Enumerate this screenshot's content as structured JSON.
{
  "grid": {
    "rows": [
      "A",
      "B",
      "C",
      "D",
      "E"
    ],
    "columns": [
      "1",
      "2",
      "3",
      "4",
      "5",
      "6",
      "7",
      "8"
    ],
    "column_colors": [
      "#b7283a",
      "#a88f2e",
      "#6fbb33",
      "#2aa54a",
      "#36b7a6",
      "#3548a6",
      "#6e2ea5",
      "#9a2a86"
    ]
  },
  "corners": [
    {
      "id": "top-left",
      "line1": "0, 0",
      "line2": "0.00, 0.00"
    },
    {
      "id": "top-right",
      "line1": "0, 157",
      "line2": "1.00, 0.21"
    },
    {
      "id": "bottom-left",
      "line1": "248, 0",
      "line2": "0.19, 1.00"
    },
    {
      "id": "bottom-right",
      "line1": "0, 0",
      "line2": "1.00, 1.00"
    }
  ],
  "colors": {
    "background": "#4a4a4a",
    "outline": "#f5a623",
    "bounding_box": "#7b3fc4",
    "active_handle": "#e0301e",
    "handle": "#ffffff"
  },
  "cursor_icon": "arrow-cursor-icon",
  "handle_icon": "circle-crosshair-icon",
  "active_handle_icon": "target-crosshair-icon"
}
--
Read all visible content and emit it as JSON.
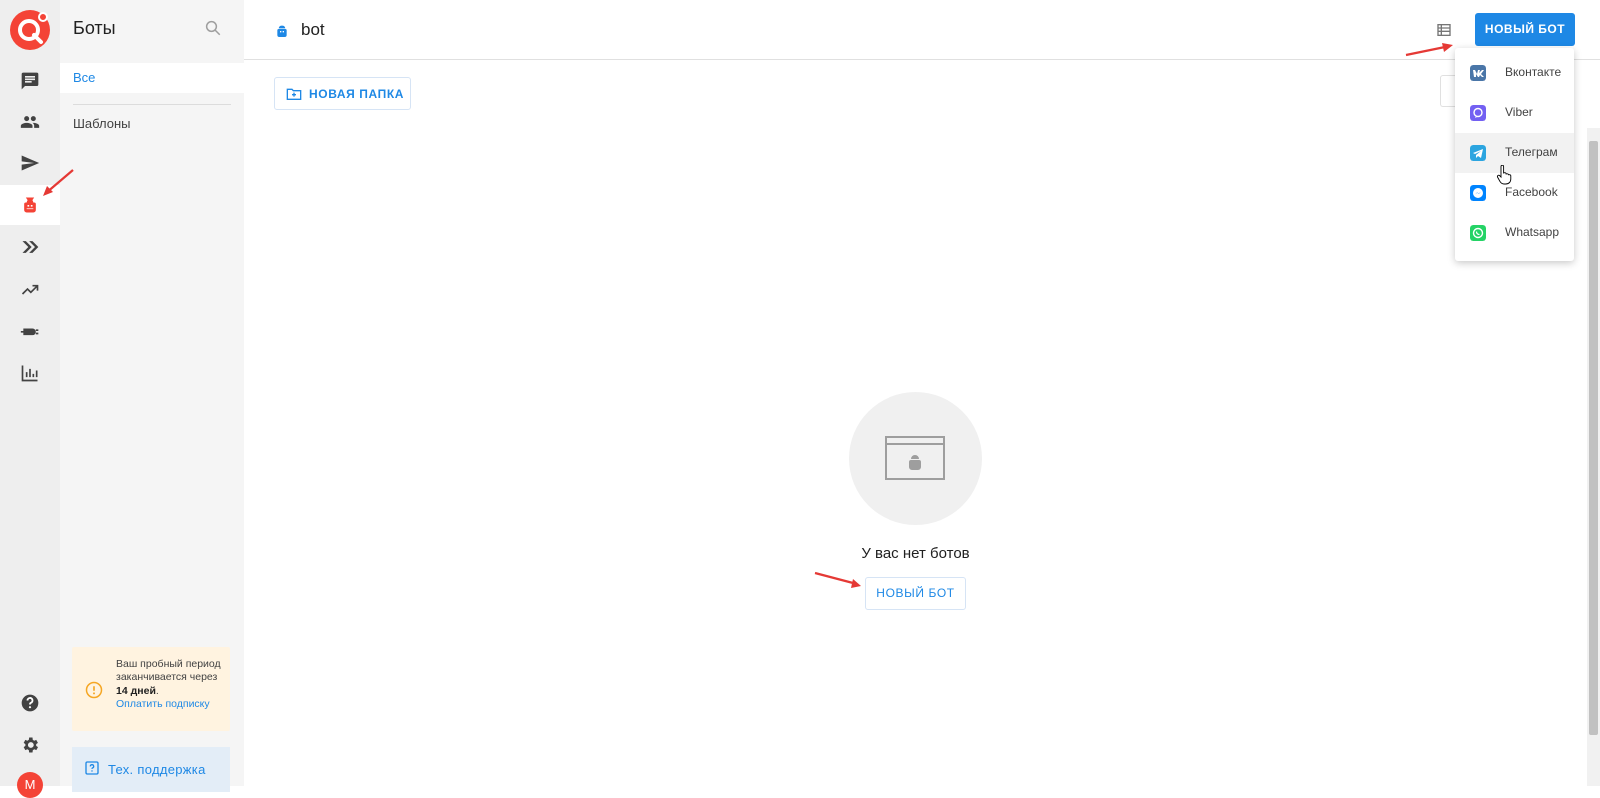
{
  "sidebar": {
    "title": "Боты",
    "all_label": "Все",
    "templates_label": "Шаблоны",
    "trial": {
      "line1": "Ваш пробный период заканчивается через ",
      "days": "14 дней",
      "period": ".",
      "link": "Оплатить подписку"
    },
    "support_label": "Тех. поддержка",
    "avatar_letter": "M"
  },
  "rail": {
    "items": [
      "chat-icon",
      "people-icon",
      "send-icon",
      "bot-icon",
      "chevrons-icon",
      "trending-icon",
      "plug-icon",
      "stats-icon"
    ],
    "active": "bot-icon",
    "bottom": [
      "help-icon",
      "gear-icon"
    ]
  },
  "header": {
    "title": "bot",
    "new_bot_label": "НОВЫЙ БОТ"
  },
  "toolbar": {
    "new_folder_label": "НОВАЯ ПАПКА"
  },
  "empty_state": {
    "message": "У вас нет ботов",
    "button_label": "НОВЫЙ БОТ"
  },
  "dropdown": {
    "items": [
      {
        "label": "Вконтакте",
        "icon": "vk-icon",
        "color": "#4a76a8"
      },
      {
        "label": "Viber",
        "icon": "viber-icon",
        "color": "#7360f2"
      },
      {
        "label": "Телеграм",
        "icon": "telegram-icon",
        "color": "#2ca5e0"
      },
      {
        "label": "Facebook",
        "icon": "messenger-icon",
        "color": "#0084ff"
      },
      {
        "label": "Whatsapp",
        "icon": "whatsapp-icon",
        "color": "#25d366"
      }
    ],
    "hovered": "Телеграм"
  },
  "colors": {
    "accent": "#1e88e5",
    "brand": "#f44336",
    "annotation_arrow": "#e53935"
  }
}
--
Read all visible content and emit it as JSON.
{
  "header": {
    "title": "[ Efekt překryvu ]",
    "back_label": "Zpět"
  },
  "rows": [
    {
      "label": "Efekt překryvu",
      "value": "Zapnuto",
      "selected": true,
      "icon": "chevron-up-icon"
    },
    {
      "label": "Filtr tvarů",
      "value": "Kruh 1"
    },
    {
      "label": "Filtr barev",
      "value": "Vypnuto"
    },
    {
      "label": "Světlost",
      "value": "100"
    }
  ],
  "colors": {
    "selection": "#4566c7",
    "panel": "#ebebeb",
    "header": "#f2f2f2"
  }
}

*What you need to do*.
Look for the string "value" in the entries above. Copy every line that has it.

*Expected answer*.
      "value": "Zapnuto",
      "value": "Kruh 1"
      "value": "Vypnuto"
      "value": "100"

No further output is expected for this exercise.